The Frieze of Life
Artist: Edvard Munch
The room is dark blue. Munch’s paintings hang on each wall of the rectangular room. In the middle of the room are two benches. As you enter the room, The Dance of Life is directly in front of you. The Scream is to its right and the painting Madonna is to its left. This whole wall shows works from The Frieze of Life.
On 12 November 1892, Edvard Munch opened an exhibition of his works in Berlin. As soon as the doors of the venue opened, he heard laughter and whispering among the visitors. People thought that the paintings were ridiculous and grotesque, and that they looked unfinished and like sketches. The exhibition became a scandal, and after just a few days, it was boycotted and closed.
But the exhibition also made Munch famous. He settled in Berlin, and the following year he held a new exhibition in the city. This was where he first presented a series of paintings on the theme of love. This series would be the start of what would later develop into The Frieze of Life –series of paintings in which Munch – taking his own experiences as his starting point – aimed to paint the inner life and psyche of modern man.
In his own artistic manifesto, dated 1889, Munch had published the following statement:
“I will no longer paint interiors with people reading and women knitting. / I will paint living people who breathe, and feel, and suffer and love – / I will paint a series of such paintings / People will understand the sacredness of them, and take their hats off, as if they were in church.”
Munch’s way of painting was a reaction to Realism, which attempted to imitate the external world, and which was the leading art movement at the end of the 19th century. Munch said that he wished to portray human life, with all its suffering and emotion, rather than painting his external surroundings.
In the series of paintings, which over 30 years after the scandalous exhibition in Berlin would gain the title The Frieze of Life, Munch aimed to express existential themes such as love and loss, sexuality, pain and loneliness, life and death.
The series includes several of Munch’s most famous works, such as Madonna, The Dance of Life, Death in the Sickroom, and the iconic The Scream.

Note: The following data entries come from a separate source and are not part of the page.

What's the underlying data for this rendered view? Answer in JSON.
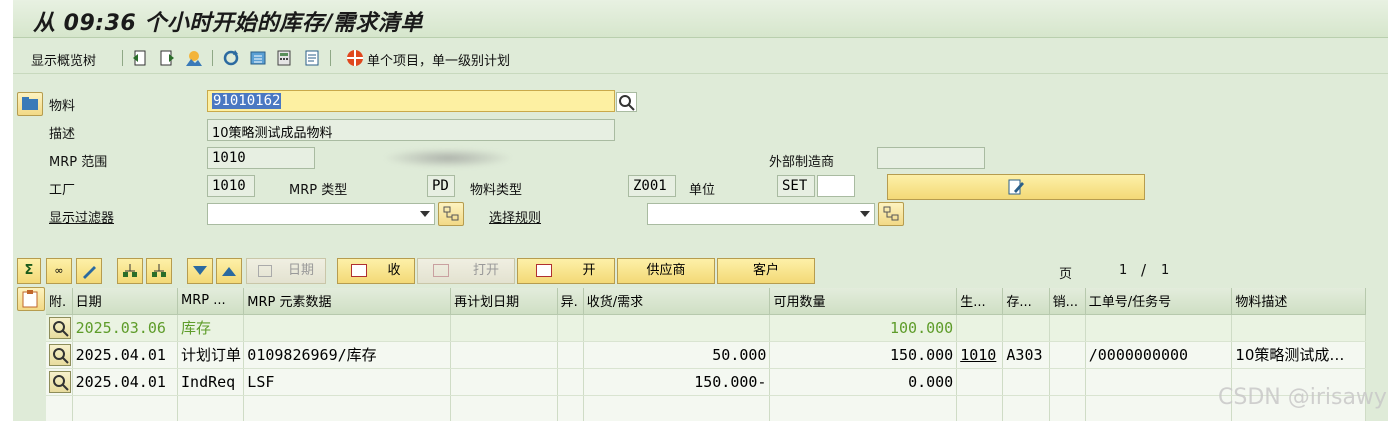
{
  "title": "从 09:36 个小时开始的库存/需求清单",
  "toolbar": {
    "overview_tree": "显示概览树",
    "single_item_planning": "单个项目，单一级别计划"
  },
  "header": {
    "material_label": "物料",
    "material_value": "91010162",
    "desc_label": "描述",
    "desc_value": "10策略测试成品物料",
    "mrp_area_label": "MRP 范围",
    "mrp_area_value": "1010",
    "ext_manufacturer_label": "外部制造商",
    "ext_manufacturer_value": "",
    "plant_label": "工厂",
    "plant_value": "1010",
    "mrp_type_label": "MRP 类型",
    "mrp_type_value": "PD",
    "material_type_label": "物料类型",
    "material_type_value": "Z001",
    "unit_label": "单位",
    "unit_value": "SET",
    "filter_label": "显示过滤器",
    "selection_rule_label": "选择规则"
  },
  "grid_toolbar": {
    "date_btn": "日期",
    "receive_btn": "收",
    "open_btn": "打开",
    "open2_btn": "开",
    "vendor_btn": "供应商",
    "customer_btn": "客户",
    "page_label": "页",
    "page_current": "1",
    "page_sep": "/",
    "page_total": "1"
  },
  "table": {
    "columns": [
      "附.",
      "日期",
      "MRP ...",
      "MRP 元素数据",
      "再计划日期",
      "异.",
      "收货/需求",
      "可用数量",
      "生...",
      "存...",
      "销...",
      "工单号/任务号",
      "物料描述"
    ],
    "rows": [
      [
        "",
        "2025.03.06",
        "库存",
        "",
        "",
        "",
        "",
        "100.000",
        "",
        "",
        "",
        "",
        ""
      ],
      [
        "",
        "2025.04.01",
        "计划订单",
        "0109826969/库存",
        "",
        "",
        "50.000",
        "150.000",
        "1010",
        "A303",
        "",
        "/0000000000",
        "10策略测试成…"
      ],
      [
        "",
        "2025.04.01",
        "IndReq",
        "LSF",
        "",
        "",
        "150.000-",
        "0.000",
        "",
        "",
        "",
        "",
        ""
      ]
    ]
  },
  "watermark": "CSDN @irisawy"
}
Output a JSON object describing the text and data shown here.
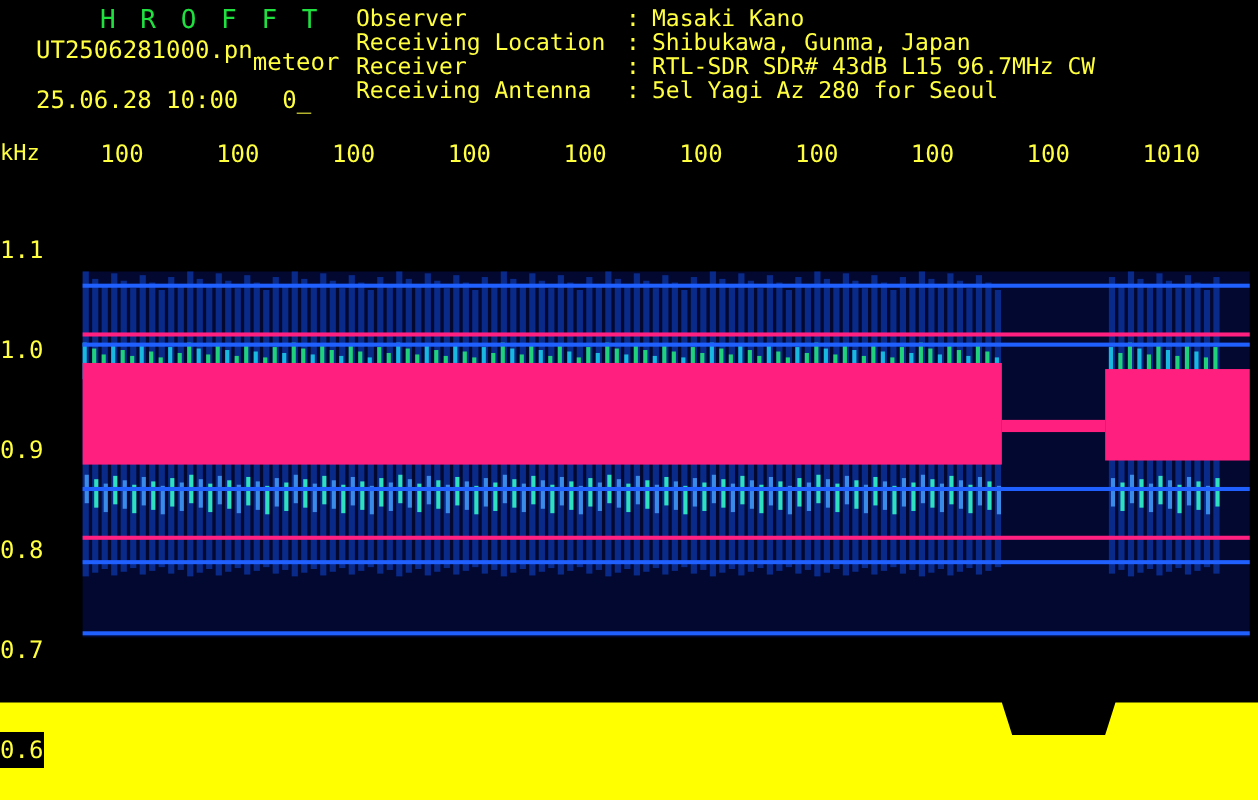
{
  "header": {
    "app_title": "HROFFT",
    "file_name": "UT2506281000.pn",
    "mode": "meteor",
    "timestamp": "25.06.28 10:00",
    "count": "0_"
  },
  "info": [
    {
      "label": "Observer",
      "separator": ":",
      "value": "Masaki Kano"
    },
    {
      "label": "Receiving Location",
      "separator": ":",
      "value": "Shibukawa, Gunma, Japan"
    },
    {
      "label": "Receiver",
      "separator": ":",
      "value": "RTL-SDR SDR# 43dB L15 96.7MHz CW"
    },
    {
      "label": "Receiving Antenna",
      "separator": ":",
      "value": "5el Yagi Az 280 for Seoul"
    }
  ],
  "axis": {
    "unit": "kHz",
    "time_labels": [
      "100",
      "100",
      "100",
      "100",
      "100",
      "100",
      "100",
      "100",
      "100",
      "1010"
    ],
    "freq_labels": [
      "1.1",
      "1.0",
      "0.9",
      "0.8",
      "0.7",
      "0.6"
    ]
  }
}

Munch believed that images that might be baffling when viewed in isolation, would be more understandable when placed within a context.
As you can see, the paintings read almost like a written text or comic strip – when all the images are taken together, they create a single larger story, about the joys and sorrows of life.
Munch said himself that he considered this series to be one of the most important – if not the most important – of his works.